***** Entries shown *****

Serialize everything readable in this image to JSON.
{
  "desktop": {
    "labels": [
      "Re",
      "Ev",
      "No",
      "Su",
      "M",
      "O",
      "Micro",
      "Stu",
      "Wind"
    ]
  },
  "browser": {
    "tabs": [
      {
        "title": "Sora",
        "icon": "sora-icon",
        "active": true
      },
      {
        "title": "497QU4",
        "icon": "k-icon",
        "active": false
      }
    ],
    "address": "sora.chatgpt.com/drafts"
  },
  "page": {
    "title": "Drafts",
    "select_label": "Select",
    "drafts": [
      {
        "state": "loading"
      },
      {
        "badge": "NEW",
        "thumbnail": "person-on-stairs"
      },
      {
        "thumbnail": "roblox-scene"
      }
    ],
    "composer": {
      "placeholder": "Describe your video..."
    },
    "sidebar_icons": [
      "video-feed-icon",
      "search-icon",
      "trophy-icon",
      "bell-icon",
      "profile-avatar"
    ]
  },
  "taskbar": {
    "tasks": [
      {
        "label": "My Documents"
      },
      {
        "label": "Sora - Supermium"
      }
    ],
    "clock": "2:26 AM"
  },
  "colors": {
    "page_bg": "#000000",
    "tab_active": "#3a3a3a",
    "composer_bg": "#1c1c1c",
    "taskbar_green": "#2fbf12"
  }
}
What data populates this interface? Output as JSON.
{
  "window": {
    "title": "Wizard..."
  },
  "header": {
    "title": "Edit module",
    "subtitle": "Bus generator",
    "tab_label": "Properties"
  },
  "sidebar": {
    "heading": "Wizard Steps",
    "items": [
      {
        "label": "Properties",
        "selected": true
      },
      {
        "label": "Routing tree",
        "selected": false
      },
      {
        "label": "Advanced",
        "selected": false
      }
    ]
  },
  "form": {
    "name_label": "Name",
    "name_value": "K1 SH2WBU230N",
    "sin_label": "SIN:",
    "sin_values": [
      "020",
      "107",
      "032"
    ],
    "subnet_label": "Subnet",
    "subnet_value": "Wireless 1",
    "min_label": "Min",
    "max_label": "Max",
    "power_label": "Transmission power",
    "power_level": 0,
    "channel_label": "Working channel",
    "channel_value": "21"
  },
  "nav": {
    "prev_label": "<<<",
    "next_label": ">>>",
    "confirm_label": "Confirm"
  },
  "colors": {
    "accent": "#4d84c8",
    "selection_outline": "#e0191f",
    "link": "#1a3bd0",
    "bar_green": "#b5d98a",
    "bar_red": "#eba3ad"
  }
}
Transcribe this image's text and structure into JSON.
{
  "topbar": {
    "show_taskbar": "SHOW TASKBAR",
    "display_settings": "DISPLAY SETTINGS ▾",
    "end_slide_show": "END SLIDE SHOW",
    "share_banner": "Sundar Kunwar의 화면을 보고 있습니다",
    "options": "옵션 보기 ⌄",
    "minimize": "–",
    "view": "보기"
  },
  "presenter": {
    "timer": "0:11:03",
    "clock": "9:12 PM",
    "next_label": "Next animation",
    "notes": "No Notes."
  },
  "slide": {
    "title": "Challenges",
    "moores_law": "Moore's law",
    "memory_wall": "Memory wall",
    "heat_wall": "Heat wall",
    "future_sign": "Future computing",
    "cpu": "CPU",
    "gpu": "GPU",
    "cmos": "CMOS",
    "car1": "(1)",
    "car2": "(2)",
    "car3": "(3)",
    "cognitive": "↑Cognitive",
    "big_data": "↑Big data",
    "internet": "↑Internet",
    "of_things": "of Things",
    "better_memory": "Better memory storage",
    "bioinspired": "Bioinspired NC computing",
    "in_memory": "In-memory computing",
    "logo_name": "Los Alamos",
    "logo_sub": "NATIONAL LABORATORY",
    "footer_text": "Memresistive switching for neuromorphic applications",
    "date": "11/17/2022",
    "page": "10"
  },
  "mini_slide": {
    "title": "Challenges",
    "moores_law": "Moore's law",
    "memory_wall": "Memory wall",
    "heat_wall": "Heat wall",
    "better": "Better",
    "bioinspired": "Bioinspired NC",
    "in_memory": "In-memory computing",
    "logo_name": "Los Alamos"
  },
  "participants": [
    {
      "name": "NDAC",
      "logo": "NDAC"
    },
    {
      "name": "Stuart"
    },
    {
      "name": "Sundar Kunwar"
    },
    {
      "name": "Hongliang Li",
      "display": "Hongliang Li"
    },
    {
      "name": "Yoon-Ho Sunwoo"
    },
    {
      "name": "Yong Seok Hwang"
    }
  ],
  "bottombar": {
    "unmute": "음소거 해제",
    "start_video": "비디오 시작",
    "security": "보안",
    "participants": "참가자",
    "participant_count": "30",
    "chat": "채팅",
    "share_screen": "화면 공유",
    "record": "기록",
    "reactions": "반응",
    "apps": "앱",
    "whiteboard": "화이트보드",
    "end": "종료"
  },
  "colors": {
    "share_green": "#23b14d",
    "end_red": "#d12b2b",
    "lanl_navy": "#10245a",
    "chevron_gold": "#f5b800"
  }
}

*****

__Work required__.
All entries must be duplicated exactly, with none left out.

__Solution to this problem__.
Serialize everything readable in this image to JSON.
{
  "desktop": {
    "labels": [
      "Re",
      "Ev",
      "No",
      "Su",
      "M",
      "O",
      "Micro",
      "Stu",
      "Wind"
    ]
  },
  "browser": {
    "tabs": [
      {
        "title": "Sora",
        "icon": "sora-icon",
        "active": true
      },
      {
        "title": "497QU4",
        "icon": "k-icon",
        "active": false
      }
    ],
    "address": "sora.chatgpt.com/drafts"
  },
  "page": {
    "title": "Drafts",
    "select_label": "Select",
    "drafts": [
      {
        "state": "loading"
      },
      {
        "badge": "NEW",
        "thumbnail": "person-on-stairs"
      },
      {
        "thumbnail": "roblox-scene"
      }
    ],
    "composer": {
      "placeholder": "Describe your video..."
    },
    "sidebar_icons": [
      "video-feed-icon",
      "search-icon",
      "trophy-icon",
      "bell-icon",
      "profile-avatar"
    ]
  },
  "taskbar": {
    "tasks": [
      {
        "label": "My Documents"
      },
      {
        "label": "Sora - Supermium"
      }
    ],
    "clock": "2:26 AM"
  },
  "colors": {
    "page_bg": "#000000",
    "tab_active": "#3a3a3a",
    "composer_bg": "#1c1c1c",
    "taskbar_green": "#2fbf12"
  }
}
What data populates this interface? Output as JSON.
{
  "window": {
    "title": "Wizard..."
  },
  "header": {
    "title": "Edit module",
    "subtitle": "Bus generator",
    "tab_label": "Properties"
  },
  "sidebar": {
    "heading": "Wizard Steps",
    "items": [
      {
        "label": "Properties",
        "selected": true
      },
      {
        "label": "Routing tree",
        "selected": false
      },
      {
        "label": "Advanced",
        "selected": false
      }
    ]
  },
  "form": {
    "name_label": "Name",
    "name_value": "K1 SH2WBU230N",
    "sin_label": "SIN:",
    "sin_values": [
      "020",
      "107",
      "032"
    ],
    "subnet_label": "Subnet",
    "subnet_value": "Wireless 1",
    "min_label": "Min",
    "max_label": "Max",
    "power_label": "Transmission power",
    "power_level": 0,
    "channel_label": "Working channel",
    "channel_value": "21"
  },
  "nav": {
    "prev_label": "<<<",
    "next_label": ">>>",
    "confirm_label": "Confirm"
  },
  "colors": {
    "accent": "#4d84c8",
    "selection_outline": "#e0191f",
    "link": "#1a3bd0",
    "bar_green": "#b5d98a",
    "bar_red": "#eba3ad"
  }
}
Transcribe this image's text and structure into JSON.
{
  "topbar": {
    "show_taskbar": "SHOW TASKBAR",
    "display_settings": "DISPLAY SETTINGS ▾",
    "end_slide_show": "END SLIDE SHOW",
    "share_banner": "Sundar Kunwar의 화면을 보고 있습니다",
    "options": "옵션 보기 ⌄",
    "minimize": "–",
    "view": "보기"
  },
  "presenter": {
    "timer": "0:11:03",
    "clock": "9:12 PM",
    "next_label": "Next animation",
    "notes": "No Notes."
  },
  "slide": {
    "title": "Challenges",
    "moores_law": "Moore's law",
    "memory_wall": "Memory wall",
    "heat_wall": "Heat wall",
    "future_sign": "Future computing",
    "cpu": "CPU",
    "gpu": "GPU",
    "cmos": "CMOS",
    "car1": "(1)",
    "car2": "(2)",
    "car3": "(3)",
    "cognitive": "↑Cognitive",
    "big_data": "↑Big data",
    "internet": "↑Internet",
    "of_things": "of Things",
    "better_memory": "Better memory storage",
    "bioinspired": "Bioinspired NC computing",
    "in_memory": "In-memory computing",
    "logo_name": "Los Alamos",
    "logo_sub": "NATIONAL LABORATORY",
    "footer_text": "Memresistive switching for neuromorphic applications",
    "date": "11/17/2022",
    "page": "10"
  },
  "mini_slide": {
    "title": "Challenges",
    "moores_law": "Moore's law",
    "memory_wall": "Memory wall",
    "heat_wall": "Heat wall",
    "better": "Better",
    "bioinspired": "Bioinspired NC",
    "in_memory": "In-memory computing",
    "logo_name": "Los Alamos"
  },
  "participants": [
    {
      "name": "NDAC",
      "logo": "NDAC"
    },
    {
      "name": "Stuart"
    },
    {
      "name": "Sundar Kunwar"
    },
    {
      "name": "Hongliang Li",
      "display": "Hongliang Li"
    },
    {
      "name": "Yoon-Ho Sunwoo"
    },
    {
      "name": "Yong Seok Hwang"
    }
  ],
  "bottombar": {
    "unmute": "음소거 해제",
    "start_video": "비디오 시작",
    "security": "보안",
    "participants": "참가자",
    "participant_count": "30",
    "chat": "채팅",
    "share_screen": "화면 공유",
    "record": "기록",
    "reactions": "반응",
    "apps": "앱",
    "whiteboard": "화이트보드",
    "end": "종료"
  },
  "colors": {
    "share_green": "#23b14d",
    "end_red": "#d12b2b",
    "lanl_navy": "#10245a",
    "chevron_gold": "#f5b800"
  }
}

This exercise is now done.